(Web page and app entries)
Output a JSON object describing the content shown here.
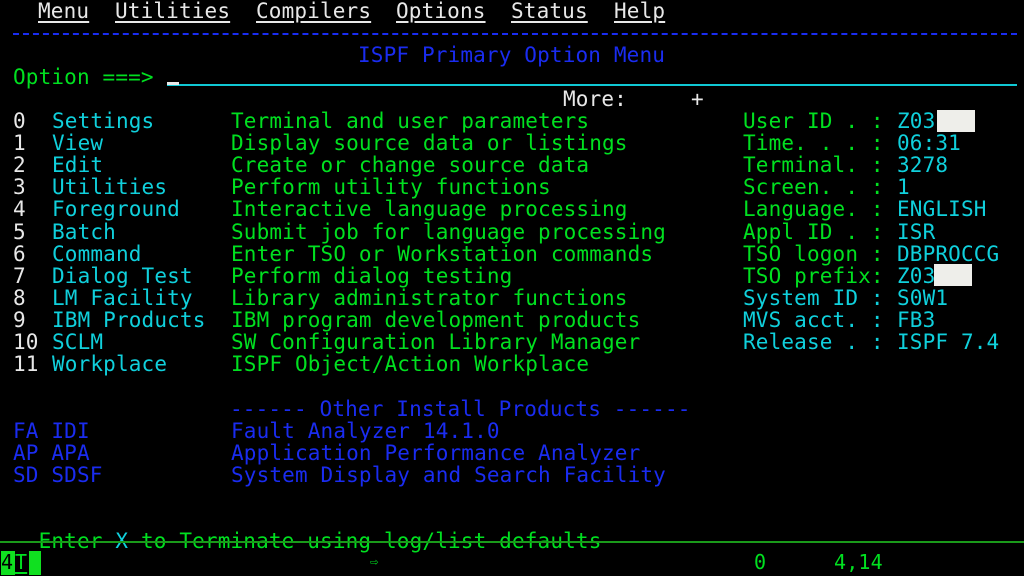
{
  "menubar": [
    {
      "label": "Menu",
      "hotkey": "M"
    },
    {
      "label": "Utilities",
      "hotkey": "U"
    },
    {
      "label": "Compilers",
      "hotkey": "C"
    },
    {
      "label": "Options",
      "hotkey": "O"
    },
    {
      "label": "Status",
      "hotkey": "S"
    },
    {
      "label": "Help",
      "hotkey": "H"
    }
  ],
  "title": "ISPF Primary Option Menu",
  "option_prompt": "Option ===>",
  "option_value": "",
  "more_label": "More:",
  "more_indicator": "+",
  "options": [
    {
      "num": "0",
      "name": "Settings",
      "desc": "Terminal and user parameters"
    },
    {
      "num": "1",
      "name": "View",
      "desc": "Display source data or listings"
    },
    {
      "num": "2",
      "name": "Edit",
      "desc": "Create or change source data"
    },
    {
      "num": "3",
      "name": "Utilities",
      "desc": "Perform utility functions"
    },
    {
      "num": "4",
      "name": "Foreground",
      "desc": "Interactive language processing"
    },
    {
      "num": "5",
      "name": "Batch",
      "desc": "Submit job for language processing"
    },
    {
      "num": "6",
      "name": "Command",
      "desc": "Enter TSO or Workstation commands"
    },
    {
      "num": "7",
      "name": "Dialog Test",
      "desc": "Perform dialog testing"
    },
    {
      "num": "8",
      "name": "LM Facility",
      "desc": "Library administrator functions"
    },
    {
      "num": "9",
      "name": "IBM Products",
      "desc": "IBM program development products"
    },
    {
      "num": "10",
      "name": "SCLM",
      "desc": "SW Configuration Library Manager"
    },
    {
      "num": "11",
      "name": "Workplace",
      "desc": "ISPF Object/Action Workplace"
    }
  ],
  "info": [
    {
      "label": "User ID . :",
      "value": "Z03"
    },
    {
      "label": "Time. . . :",
      "value": "06:31"
    },
    {
      "label": "Terminal. :",
      "value": "3278"
    },
    {
      "label": "Screen. . :",
      "value": "1"
    },
    {
      "label": "Language. :",
      "value": "ENGLISH"
    },
    {
      "label": "Appl ID . :",
      "value": "ISR"
    },
    {
      "label": "TSO logon :",
      "value": "DBPROCCG"
    },
    {
      "label": "TSO prefix:",
      "value": "Z03"
    },
    {
      "label": "System ID :",
      "value": "S0W1"
    },
    {
      "label": "MVS acct. :",
      "value": "FB3"
    },
    {
      "label": "Release . :",
      "value": "ISPF 7.4"
    }
  ],
  "other_header": "------ Other Install Products ------",
  "other_products": [
    {
      "code": "FA IDI",
      "desc": "Fault Analyzer 14.1.0"
    },
    {
      "code": "AP APA",
      "desc": "Application Performance Analyzer"
    },
    {
      "code": "SD SDSF",
      "desc": "System Display and Search Facility"
    }
  ],
  "terminate": {
    "pre": "Enter ",
    "key": "X",
    "post": " to Terminate using log/list defaults"
  },
  "status_bar": {
    "oia_left_a": "4",
    "oia_left_b": "T",
    "arrow": "⇨",
    "msg_count": "0",
    "cursor_pos": "4,14"
  },
  "colors": {
    "green": "#00e020",
    "cyan": "#10d0dc",
    "blue": "#1a2cf0",
    "white": "#e8e8e8"
  }
}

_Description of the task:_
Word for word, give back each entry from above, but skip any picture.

_Result below:_
Output a JSON object describing the content shown here.
{
  "menubar": [
    {
      "label": "Menu",
      "hotkey": "M"
    },
    {
      "label": "Utilities",
      "hotkey": "U"
    },
    {
      "label": "Compilers",
      "hotkey": "C"
    },
    {
      "label": "Options",
      "hotkey": "O"
    },
    {
      "label": "Status",
      "hotkey": "S"
    },
    {
      "label": "Help",
      "hotkey": "H"
    }
  ],
  "title": "ISPF Primary Option Menu",
  "option_prompt": "Option ===>",
  "option_value": "",
  "more_label": "More:",
  "more_indicator": "+",
  "options": [
    {
      "num": "0",
      "name": "Settings",
      "desc": "Terminal and user parameters"
    },
    {
      "num": "1",
      "name": "View",
      "desc": "Display source data or listings"
    },
    {
      "num": "2",
      "name": "Edit",
      "desc": "Create or change source data"
    },
    {
      "num": "3",
      "name": "Utilities",
      "desc": "Perform utility functions"
    },
    {
      "num": "4",
      "name": "Foreground",
      "desc": "Interactive language processing"
    },
    {
      "num": "5",
      "name": "Batch",
      "desc": "Submit job for language processing"
    },
    {
      "num": "6",
      "name": "Command",
      "desc": "Enter TSO or Workstation commands"
    },
    {
      "num": "7",
      "name": "Dialog Test",
      "desc": "Perform dialog testing"
    },
    {
      "num": "8",
      "name": "LM Facility",
      "desc": "Library administrator functions"
    },
    {
      "num": "9",
      "name": "IBM Products",
      "desc": "IBM program development products"
    },
    {
      "num": "10",
      "name": "SCLM",
      "desc": "SW Configuration Library Manager"
    },
    {
      "num": "11",
      "name": "Workplace",
      "desc": "ISPF Object/Action Workplace"
    }
  ],
  "info": [
    {
      "label": "User ID . :",
      "value": "Z03"
    },
    {
      "label": "Time. . . :",
      "value": "06:31"
    },
    {
      "label": "Terminal. :",
      "value": "3278"
    },
    {
      "label": "Screen. . :",
      "value": "1"
    },
    {
      "label": "Language. :",
      "value": "ENGLISH"
    },
    {
      "label": "Appl ID . :",
      "value": "ISR"
    },
    {
      "label": "TSO logon :",
      "value": "DBPROCCG"
    },
    {
      "label": "TSO prefix:",
      "value": "Z03"
    },
    {
      "label": "System ID :",
      "value": "S0W1"
    },
    {
      "label": "MVS acct. :",
      "value": "FB3"
    },
    {
      "label": "Release . :",
      "value": "ISPF 7.4"
    }
  ],
  "other_header": "------ Other Install Products ------",
  "other_products": [
    {
      "code": "FA IDI",
      "desc": "Fault Analyzer 14.1.0"
    },
    {
      "code": "AP APA",
      "desc": "Application Performance Analyzer"
    },
    {
      "code": "SD SDSF",
      "desc": "System Display and Search Facility"
    }
  ],
  "terminate": {
    "pre": "Enter ",
    "key": "X",
    "post": " to Terminate using log/list defaults"
  },
  "status_bar": {
    "oia_left_a": "4",
    "oia_left_b": "T",
    "arrow": "⇨",
    "msg_count": "0",
    "cursor_pos": "4,14"
  },
  "colors": {
    "green": "#00e020",
    "cyan": "#10d0dc",
    "blue": "#1a2cf0",
    "white": "#e8e8e8"
  }
}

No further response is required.